While the Federal Government has to wait until 2026 to be able to operate its mega solar park of 1,000 megawatts, there are seven wind power plants in the country, equivalent to 800 megawatts, which are already completed and ready to operate but are prevented from starting up due to lack of permits.
Leopoldo Rodríguez Olivé, president of the Mexican Wind Energy Association (AMDEE), explained that these are plants that have already been fully completed but are awaiting permits to start operations.
"They are waiting to be authorized to start commercial operation, some of them are even in tests but they need to update their permits to be able to operate," he said in a meeting with the media.
He added that there is potential to incorporate, in a short time, up to 15 thousand additional megawatts, of which 5 thousand are from projects that are already in an advanced stage of development and 10 thousand megawatts that could be enabled before 2030.
There are currently 60 wind power plants in operation with a capacity of 7,600 megawatts.
Rodriguez also said that in order to incorporate new capacity into the electricity system, it is essential to have the support of the authorities involved and regulatory certainty.
"We think that a collaboration of all is necessary, including the government, regulators, companies and civil society. Conditions are required, of course, legal, operational, that give us long-term certainty to truly bring sustainable and reliable electricity throughout the country.
"We are convinced that any energy policy must have the fight against climate change at the center of its decisions; in addition, the world is becoming more demanding at the level of investors, end users and society in general, who are demanding that the things they manufacture and the services they provide be supported by green content," he said.
Another important factor that drives the development of wind energy is the lower cost of the technology, which worldwide has dropped between 50 and 70 percent in the last 11 years.
In Mexico, in 2009, when the installation of wind farms began in the country, the average cost per megawatt was 2.6 million dollars and now it is 1.1 million.
The president of AMDEE said that in order to achieve a net zero, a reliable electric system is needed, with renewable energy sources and where it is required that the private initiative and the Government work together.
This is because it is not only necessary to invest in new generation plants, but also in transmission, distribution and reinforcement networks.
The development of wind energy in Mexico could increase significantly if the regulatory conditions were in place to achieve it, which would contribute to the fulfillment of emission reduction goals.
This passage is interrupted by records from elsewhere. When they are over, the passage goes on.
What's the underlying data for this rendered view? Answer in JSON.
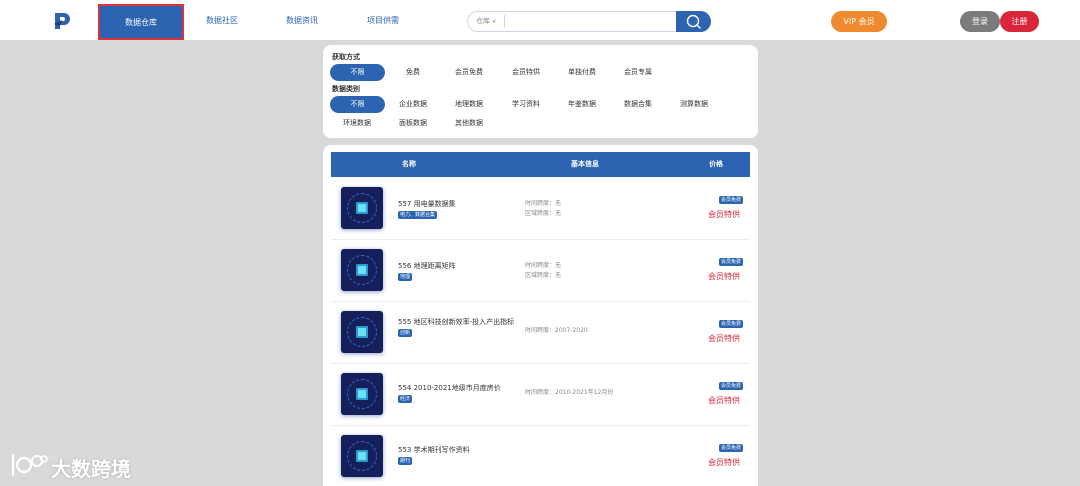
{
  "nav": {
    "items": [
      {
        "label": "数据仓库",
        "active": true
      },
      {
        "label": "数据社区",
        "active": false
      },
      {
        "label": "数据资讯",
        "active": false
      },
      {
        "label": "项目供需",
        "active": false
      }
    ]
  },
  "search": {
    "scope_label": "仓库",
    "value": "",
    "placeholder": "",
    "button_icon": "search-icon"
  },
  "header_buttons": {
    "vip": "VIP 会员",
    "login": "登录",
    "register": "注册"
  },
  "filters": {
    "acquire_title": "获取方式",
    "acquire_options": [
      "不限",
      "免费",
      "会员免费",
      "会员特供",
      "单独付费",
      "会员专属"
    ],
    "acquire_selected": "不限",
    "category_title": "数据类别",
    "category_options_row1": [
      "不限",
      "企业数据",
      "地理数据",
      "学习资料",
      "年鉴数据",
      "数据合集",
      "测算数据"
    ],
    "category_options_row2": [
      "环境数据",
      "面板数据",
      "其他数据"
    ],
    "category_selected": "不限"
  },
  "table": {
    "headers": {
      "name": "名称",
      "info": "基本信息",
      "price": "价格"
    },
    "rows": [
      {
        "name": "557 用电量数据集",
        "tag": "电力、数据合集",
        "info": [
          "时间跨度：无",
          "区域跨度：无"
        ],
        "badge": "会员免费",
        "price": "会员特供"
      },
      {
        "name": "556 地理距离矩阵",
        "tag": "地理",
        "info": [
          "时间跨度：无",
          "区域跨度：无"
        ],
        "badge": "会员免费",
        "price": "会员特供"
      },
      {
        "name": "555 地区科技创新效率-投入产出指标",
        "tag": "创新",
        "info": [
          "时间跨度：2007-2020"
        ],
        "badge": "会员免费",
        "price": "会员特供"
      },
      {
        "name": "554 2010-2021地级市月度房价",
        "tag": "经济",
        "info": [
          "时间跨度：2010-2021年12月份"
        ],
        "badge": "会员免费",
        "price": "会员特供"
      },
      {
        "name": "553 学术期刊写作资料",
        "tag": "期刊",
        "info": [],
        "badge": "会员免费",
        "price": "会员特供"
      }
    ]
  },
  "watermark": {
    "text": "大数跨境"
  },
  "colors": {
    "brand_blue": "#2c64b2",
    "vip_orange": "#f08a2e",
    "register_red": "#d9263a",
    "login_gray": "#7b7b7b",
    "price_red": "#d9263a"
  }
}
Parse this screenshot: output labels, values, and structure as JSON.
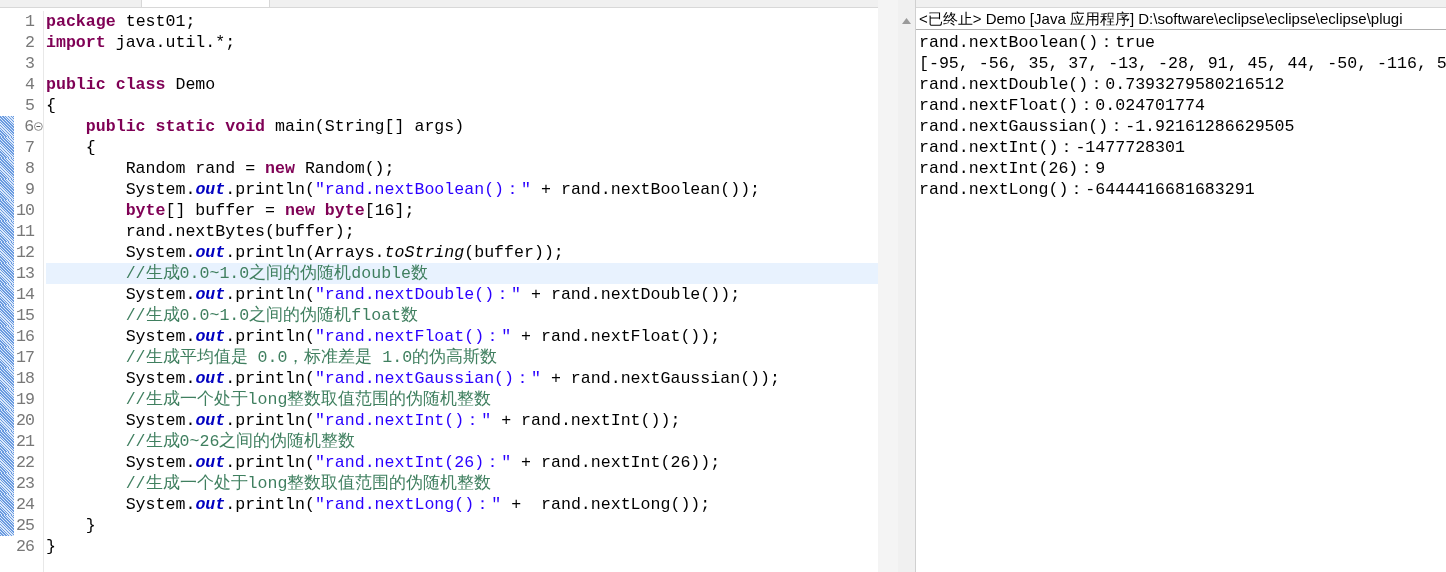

WIND ENERGY PROPOSAL
ready to operate
in advanced stage of development
in plans that could be realized before 2030
Megawatts to reach net zero by 2050 (between solar, wind, hydro and geothermal power)
Source: AMDEE / Illustration: Freepik